Behaviour is not just a new name for The Arches Theatre Festival: it expresses the new energy that has swept through these caverns since Jackie Wylie became the artistic director. Concentrating on works that appeal to The Arches’ youthful audience, throwing in new works alongside seasoned veterans and old favourites, Behaviour makes a strong claim for The Arches as the strongest and most imaginative venue in Scotland. The two Arches award winners, who also performed at The Traverse, demonstrated the vitality and imagination of Scottish drama. Sasha Kyle’s The Library is less effective than her earlier work Lost Property- perhaps the transition to a more traditional format converted her usual charm into whimsy. It does reveal the extent of her ambitions, however. She incorporates dance and animation, adapting a child-like wonder to serious matters. The Library doesn’t entirely fulfil its promise, although the reflections on academia are timely and provocative, suggesting that the real question being answered in many post-graduate studies is: am I clever enough?
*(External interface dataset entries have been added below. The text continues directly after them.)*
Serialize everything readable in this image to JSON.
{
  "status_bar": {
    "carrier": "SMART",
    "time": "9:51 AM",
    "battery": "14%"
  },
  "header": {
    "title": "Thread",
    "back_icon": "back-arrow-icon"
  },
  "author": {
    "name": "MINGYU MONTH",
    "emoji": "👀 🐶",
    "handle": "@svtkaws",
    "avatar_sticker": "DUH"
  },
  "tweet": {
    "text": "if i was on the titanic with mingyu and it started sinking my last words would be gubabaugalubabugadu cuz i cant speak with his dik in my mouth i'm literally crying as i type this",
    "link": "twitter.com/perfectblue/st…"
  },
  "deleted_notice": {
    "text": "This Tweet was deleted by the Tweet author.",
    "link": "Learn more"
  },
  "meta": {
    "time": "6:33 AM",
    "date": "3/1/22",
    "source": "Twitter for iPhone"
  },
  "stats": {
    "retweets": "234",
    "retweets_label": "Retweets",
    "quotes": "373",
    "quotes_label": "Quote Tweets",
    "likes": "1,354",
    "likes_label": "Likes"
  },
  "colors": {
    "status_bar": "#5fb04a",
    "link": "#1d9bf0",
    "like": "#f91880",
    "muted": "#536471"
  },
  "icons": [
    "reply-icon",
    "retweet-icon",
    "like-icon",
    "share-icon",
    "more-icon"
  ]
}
When it attempts to expand this into broader meditation on family, sex and understanding, the text feels predictable, but Kyle’s imagination and stage-craft promises future works of outstanding intelligence and beauty. There are no caveats for Nic Green. Increasingly, she is shedding the paraphernalia of performance art- the awkwardness, the unnecessary provocations and lack of quality control- to hone her work into direct and forceful productions. Bloody Town Hall has a clear feminist agenda, without being polemical. Once again, she concludes with an entirely naked, dancing cast that somehow manages not to titillate or exploit, actually celebrating the body. Her own tentative take on feminism is elegantly questioning, conjuring doubt rather than attacking masculinity, even when Norman Mailer is under scrutiny. Her cast, which shares many members with the superb Fish and Game’s Otter Pie, balance performance with sincerity. Green is a writer and director for the future, her angular approaches to complex events and concepts an object lesson in both clarity and inclusion. Back in the caves of Glasgow, John Moran and his neighbour Saori offer a short lesson in radical, modern composition: if Moran comes across as arrogant, it is a testament to the honesty of his presentation. Having been praised as a young composer of complex modern opera, Moran has moved into more intimate work, using sound to create portraits, drawing a close analogy between composition and painting. His use of sampling is stunning, his acoustic interludes less so: by identifying the musical possibilities of ambient sound, he unlocks an entire new vocabulary. Anne Liv Young is supposed to shock: her topless tap-dancing, visceral examinations of the vagina, liberal use of black face and constant aggression to both audience and technicians ticks that box. This time, however, she expresses her intentions within the fury, capturing the sexual brutality that is inherent in slavery (and which is so often ignored in any discussion around the topic). Young is never coherent, her performances are more an elongated yelp of pain and terror. Yet by linking her vicious performance tactics to an issue, she launches a scattershot critique of liberal cosiness. Behaviour isn’t just about hard impact. Little Red is a charming German take on the end of communism, evoking both a sense of loss and relief at the new global hegemony; Dot 504 are remarkably sensuous and questioning; Al Seed’s lecture may have disappointed fans of his physical urgency and allusive mime, but gave an insight into Seed’s processes and interests. And the final party captured Tam Dean Burn in full apocalyptic flow. It doesn’t have something for everyone- all of the works experiment and challenge and there are few easy laughs or simple appeals to the audience. Thank God for experimental theatre.